- [Task prompt] Among the lines of the records below, count those with the word "label". Reply with that number alone.

┏━━

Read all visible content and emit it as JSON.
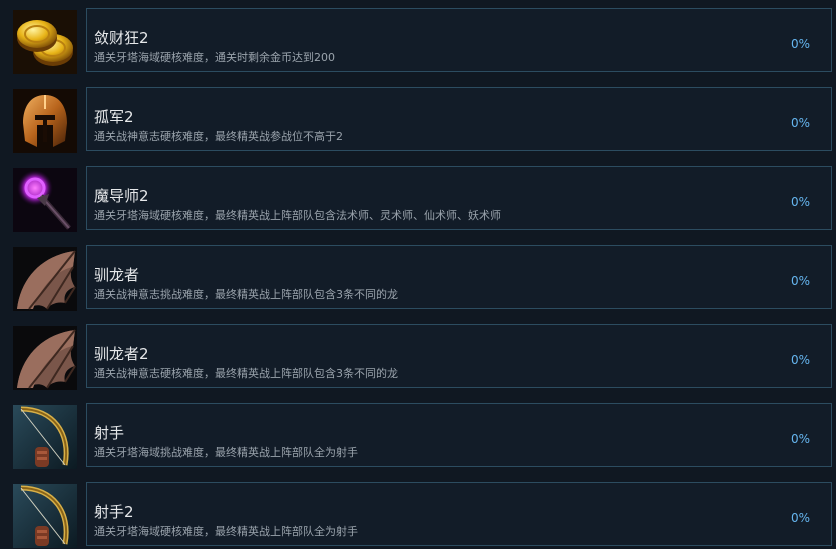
{
  "achievements": [
    {
      "icon": "gold-coins-icon",
      "title": "敛财狂2",
      "description": "通关牙塔海域硬核难度，通关时剩余金币达到200",
      "percent": "0%"
    },
    {
      "icon": "bronze-helmet-icon",
      "title": "孤军2",
      "description": "通关战神意志硬核难度，最终精英战参战位不高于2",
      "percent": "0%"
    },
    {
      "icon": "magic-staff-icon",
      "title": "魔导师2",
      "description": "通关牙塔海域硬核难度，最终精英战上阵部队包含法术师、灵术师、仙术师、妖术师",
      "percent": "0%"
    },
    {
      "icon": "dragon-wing-icon",
      "title": "驯龙者",
      "description": "通关战神意志挑战难度，最终精英战上阵部队包含3条不同的龙",
      "percent": "0%"
    },
    {
      "icon": "dragon-wing-icon",
      "title": "驯龙者2",
      "description": "通关战神意志硬核难度，最终精英战上阵部队包含3条不同的龙",
      "percent": "0%"
    },
    {
      "icon": "bow-icon",
      "title": "射手",
      "description": "通关牙塔海域挑战难度，最终精英战上阵部队全为射手",
      "percent": "0%"
    },
    {
      "icon": "bow-icon",
      "title": "射手2",
      "description": "通关牙塔海域硬核难度，最终精英战上阵部队全为射手",
      "percent": "0%"
    }
  ]
}
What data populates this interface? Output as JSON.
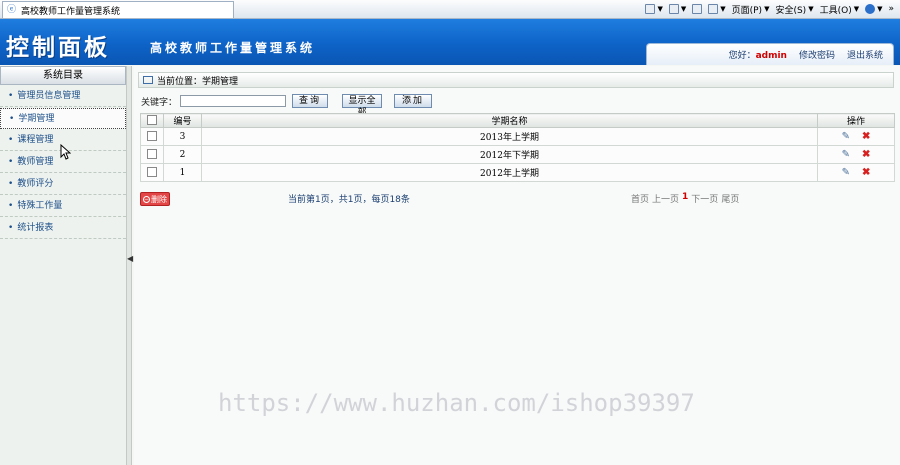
{
  "browser": {
    "tab_title": "高校教师工作量管理系统",
    "tools": [
      "页面(P)",
      "安全(S)",
      "工具(O)"
    ]
  },
  "header": {
    "title": "控制面板",
    "subtitle": "高校教师工作量管理系统",
    "greeting": "您好：",
    "username": "admin",
    "change_password": "修改密码",
    "logout": "退出系统"
  },
  "sidebar": {
    "title": "系统目录",
    "items": [
      {
        "label": "管理员信息管理"
      },
      {
        "label": "学期管理"
      },
      {
        "label": "课程管理"
      },
      {
        "label": "教师管理"
      },
      {
        "label": "教师评分"
      },
      {
        "label": "特殊工作量"
      },
      {
        "label": "统计报表"
      }
    ],
    "active_index": 1
  },
  "main": {
    "location": "当前位置：学期管理",
    "search": {
      "label": "关键字：",
      "value": "",
      "search_btn": "查询",
      "show_all_btn": "显示全部",
      "add_btn": "添加"
    },
    "table": {
      "headers": [
        "编号",
        "学期名称",
        "操作"
      ],
      "rows": [
        {
          "id": "3",
          "name": "2013年上学期"
        },
        {
          "id": "2",
          "name": "2012年下学期"
        },
        {
          "id": "1",
          "name": "2012年上学期"
        }
      ]
    },
    "delete_btn": "删除",
    "page_info": "当前第1页，共1页，每页18条",
    "pager": {
      "first": "首页",
      "prev": "上一页",
      "current": "1",
      "next": "下一页",
      "last": "尾页"
    }
  },
  "watermark": "https://www.huzhan.com/ishop39397",
  "colors": {
    "header_blue": "#0e63c7",
    "admin_red": "#d10000",
    "delete_red": "#d72020"
  }
}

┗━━

- [Result of the task] 8